**Exercise prompt**
Make an exact copy of the entries, and keep any pictures out of it.
━━━ Given information
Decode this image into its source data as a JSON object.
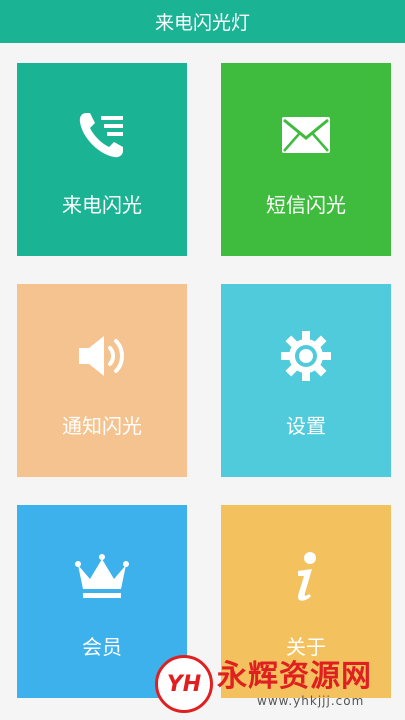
{
  "app": {
    "title": "来电闪光灯"
  },
  "tiles": [
    {
      "label": "来电闪光",
      "icon": "phone-call-icon",
      "color": "#1ab394"
    },
    {
      "label": "短信闪光",
      "icon": "envelope-icon",
      "color": "#3fbb3e"
    },
    {
      "label": "通知闪光",
      "icon": "speaker-icon",
      "color": "#f4c38f"
    },
    {
      "label": "设置",
      "icon": "gear-icon",
      "color": "#4fcbdb"
    },
    {
      "label": "会员",
      "icon": "crown-icon",
      "color": "#3db1ec"
    },
    {
      "label": "关于",
      "icon": "info-icon",
      "color": "#f3c15e"
    }
  ],
  "watermark": {
    "logo": "YH",
    "title": "永辉资源网",
    "url": "www.yhkjjj.com"
  }
}
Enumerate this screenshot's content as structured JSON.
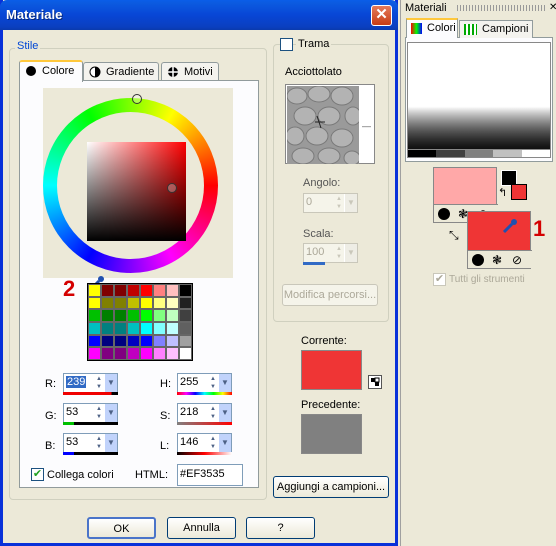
{
  "dialog": {
    "title": "Materiale",
    "close_symbol": "✕",
    "style_group_label": "Stile",
    "tabs": [
      {
        "label": "Colore",
        "icon": "circle-icon"
      },
      {
        "label": "Gradiente",
        "icon": "gradient-icon"
      },
      {
        "label": "Motivi",
        "icon": "pattern-icon"
      }
    ],
    "annotation_2": "2",
    "swatches": [
      "#ffff00",
      "#800000",
      "#800000",
      "#c00000",
      "#ff0000",
      "#ff8080",
      "#ffc0c0",
      "#000000",
      "#ffff00",
      "#808000",
      "#808000",
      "#c0c000",
      "#ffff00",
      "#ffff80",
      "#ffffc0",
      "#202020",
      "#00c000",
      "#008000",
      "#008000",
      "#00c000",
      "#00ff00",
      "#80ff80",
      "#c0ffc0",
      "#404040",
      "#00c0c0",
      "#008080",
      "#008080",
      "#00c0c0",
      "#00ffff",
      "#80ffff",
      "#c0ffff",
      "#606060",
      "#0000ff",
      "#000080",
      "#000080",
      "#0000c0",
      "#0000ff",
      "#8080ff",
      "#c0c0ff",
      "#a0a0a0",
      "#ff00ff",
      "#800080",
      "#800080",
      "#c000c0",
      "#ff00ff",
      "#ff80ff",
      "#ffc0ff",
      "#ffffff"
    ],
    "fields": {
      "r_label": "R:",
      "r_value": "239",
      "g_label": "G:",
      "g_value": "53",
      "b_label": "B:",
      "b_value": "53",
      "h_label": "H:",
      "h_value": "255",
      "s_label": "S:",
      "s_value": "218",
      "l_label": "L:",
      "l_value": "146",
      "html_label": "HTML:",
      "html_value": "#EF3535"
    },
    "link_colors_label": "Collega colori",
    "trama_label": "Trama",
    "texture_name": "Acciottolato",
    "angle_label": "Angolo:",
    "angle_value": "0",
    "scale_label": "Scala:",
    "scale_value": "100",
    "edit_paths_label": "Modifica percorsi...",
    "current_label": "Corrente:",
    "previous_label": "Precedente:",
    "add_to_swatches_label": "Aggiungi a campioni...",
    "ok_label": "OK",
    "cancel_label": "Annulla",
    "help_label": "?",
    "current_color": "#ef3535",
    "previous_color": "#808080"
  },
  "palette": {
    "title": "Materiali",
    "tab_colors": "Colori",
    "tab_swatches": "Campioni",
    "annotation_1": "1",
    "all_tools_label": "Tutti gli strumenti",
    "foreground_color": "#ffa8a8",
    "background_color": "#ef3535"
  }
}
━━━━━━
**Response to the task**
Decode this image into its source data as a JSON object.
{
  "app": {
    "title": "来电闪光灯"
  },
  "tiles": [
    {
      "label": "来电闪光",
      "icon": "phone-call-icon",
      "color": "#1ab394"
    },
    {
      "label": "短信闪光",
      "icon": "envelope-icon",
      "color": "#3fbb3e"
    },
    {
      "label": "通知闪光",
      "icon": "speaker-icon",
      "color": "#f4c38f"
    },
    {
      "label": "设置",
      "icon": "gear-icon",
      "color": "#4fcbdb"
    },
    {
      "label": "会员",
      "icon": "crown-icon",
      "color": "#3db1ec"
    },
    {
      "label": "关于",
      "icon": "info-icon",
      "color": "#f3c15e"
    }
  ],
  "watermark": {
    "logo": "YH",
    "title": "永辉资源网",
    "url": "www.yhkjjj.com"
  }
}
Enumerate this screenshot's content as structured JSON.
{
  "dialog": {
    "title": "Materiale",
    "close_symbol": "✕",
    "style_group_label": "Stile",
    "tabs": [
      {
        "label": "Colore",
        "icon": "circle-icon"
      },
      {
        "label": "Gradiente",
        "icon": "gradient-icon"
      },
      {
        "label": "Motivi",
        "icon": "pattern-icon"
      }
    ],
    "annotation_2": "2",
    "swatches": [
      "#ffff00",
      "#800000",
      "#800000",
      "#c00000",
      "#ff0000",
      "#ff8080",
      "#ffc0c0",
      "#000000",
      "#ffff00",
      "#808000",
      "#808000",
      "#c0c000",
      "#ffff00",
      "#ffff80",
      "#ffffc0",
      "#202020",
      "#00c000",
      "#008000",
      "#008000",
      "#00c000",
      "#00ff00",
      "#80ff80",
      "#c0ffc0",
      "#404040",
      "#00c0c0",
      "#008080",
      "#008080",
      "#00c0c0",
      "#00ffff",
      "#80ffff",
      "#c0ffff",
      "#606060",
      "#0000ff",
      "#000080",
      "#000080",
      "#0000c0",
      "#0000ff",
      "#8080ff",
      "#c0c0ff",
      "#a0a0a0",
      "#ff00ff",
      "#800080",
      "#800080",
      "#c000c0",
      "#ff00ff",
      "#ff80ff",
      "#ffc0ff",
      "#ffffff"
    ],
    "fields": {
      "r_label": "R:",
      "r_value": "239",
      "g_label": "G:",
      "g_value": "53",
      "b_label": "B:",
      "b_value": "53",
      "h_label": "H:",
      "h_value": "255",
      "s_label": "S:",
      "s_value": "218",
      "l_label": "L:",
      "l_value": "146",
      "html_label": "HTML:",
      "html_value": "#EF3535"
    },
    "link_colors_label": "Collega colori",
    "trama_label": "Trama",
    "texture_name": "Acciottolato",
    "angle_label": "Angolo:",
    "angle_value": "0",
    "scale_label": "Scala:",
    "scale_value": "100",
    "edit_paths_label": "Modifica percorsi...",
    "current_label": "Corrente:",
    "previous_label": "Precedente:",
    "add_to_swatches_label": "Aggiungi a campioni...",
    "ok_label": "OK",
    "cancel_label": "Annulla",
    "help_label": "?",
    "current_color": "#ef3535",
    "previous_color": "#808080"
  },
  "palette": {
    "title": "Materiali",
    "tab_colors": "Colori",
    "tab_swatches": "Campioni",
    "annotation_1": "1",
    "all_tools_label": "Tutti gli strumenti",
    "foreground_color": "#ffa8a8",
    "background_color": "#ef3535"
  }
}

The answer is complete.